A Spanish detective in Argentina
I read several of Manuel Vázquez Montalbán's detective novels some years ago but never got addicted to the series. The plots are usually beside the point, and discoveries are often not made by the detective but simply stated in the narrative--the texture of the novels are far more important than the plots, which are devices for the exploration of the dark side of the modern world. On the strength of Andrea Camilleri's fondness for the novels, as well as the homage offered to Vázquez Montalbán in the "novel for four hands" by Paco Ignacio Taibo II and Subcomandante Marcos, I picked up what is evidently the second-to-last in the series, The Buenos Aries Quintet (the last is The Man of My Life, recently available in English). Private detective Pepe Carvalho is asked by his uncle to find a son who was a victim of the "dirty war" in Argentina 20 years previously and has been in exile in Spain ever since. The son belatedly decides to look for a daughter who was taken from him (when his wife was killed) and illegally adopted --disappeared as effectively as those murdered by the military government of those years. Off to Buenos Aires, reluctantly at first, Pepe is separated from his regular crew and his usual fare (food being a big part of this series). His new crew of damaged Argentinians who are more interesting than the regulars (to me, anyway). Carvalho repeatedly tells people that all he knows about Argentina is "tango, Maradona, and the disappeared." But as I mentioned above, the plot is not a straightforward (or even crooked) line from the assignment to the solution. We figure out where (and who) the daughter is long before the detective, and when she's found the novel takes little account of it. Much more important are the numerous ancillary tales and the main personalities (particularly Alma, everyone's love interest in one way or another) and the flock of auxiliary characters, who together draw a portrait not only of the conflict of left and right in Argentina but also the webs of conflict, deceit, and misery in the world at large. The text is full of tangos and poetry, food and sex, disguise and death.

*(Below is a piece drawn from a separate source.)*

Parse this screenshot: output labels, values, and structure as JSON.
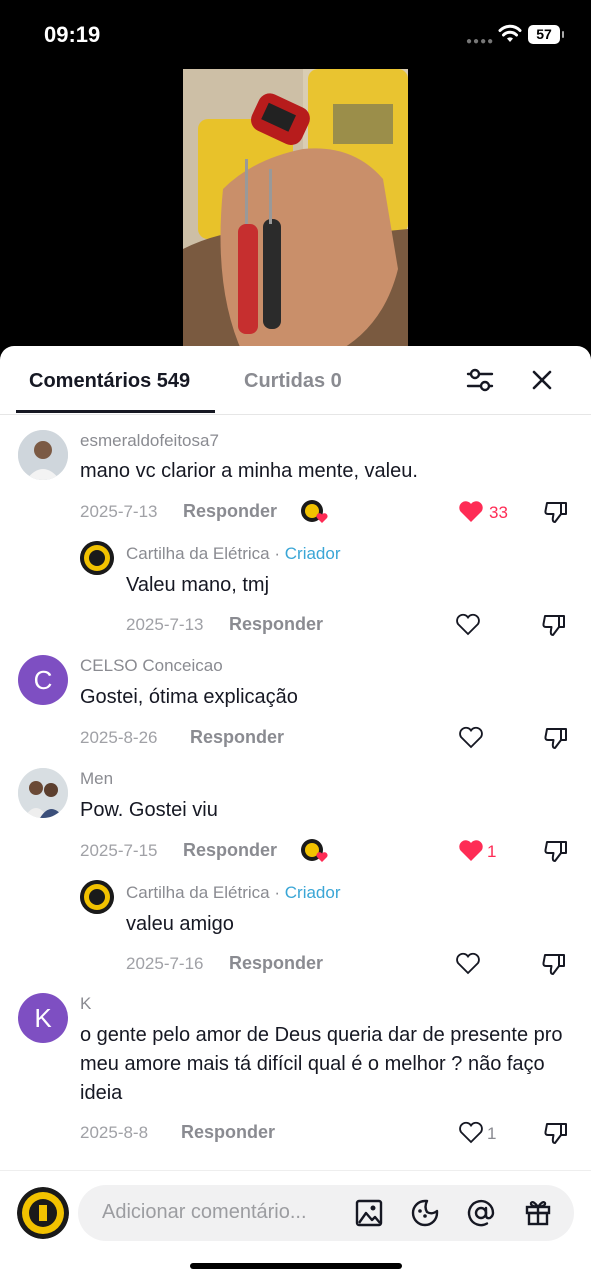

In an odd way when the novel reaches its most crescendo in a burlesque, macabre banquet among the members of the former (and still powerful) elite, The Buenos Aires Quintet reminds me of another big, baggy, overpopulated and satirical novel, Thomas Pynchon's first book, V. And as in V, the pleasure in reading Vázquez Montalbán's book is in going with the flow of the looping, overlapping stories as they reveal contemporary life, a troubled nation, and a vital people.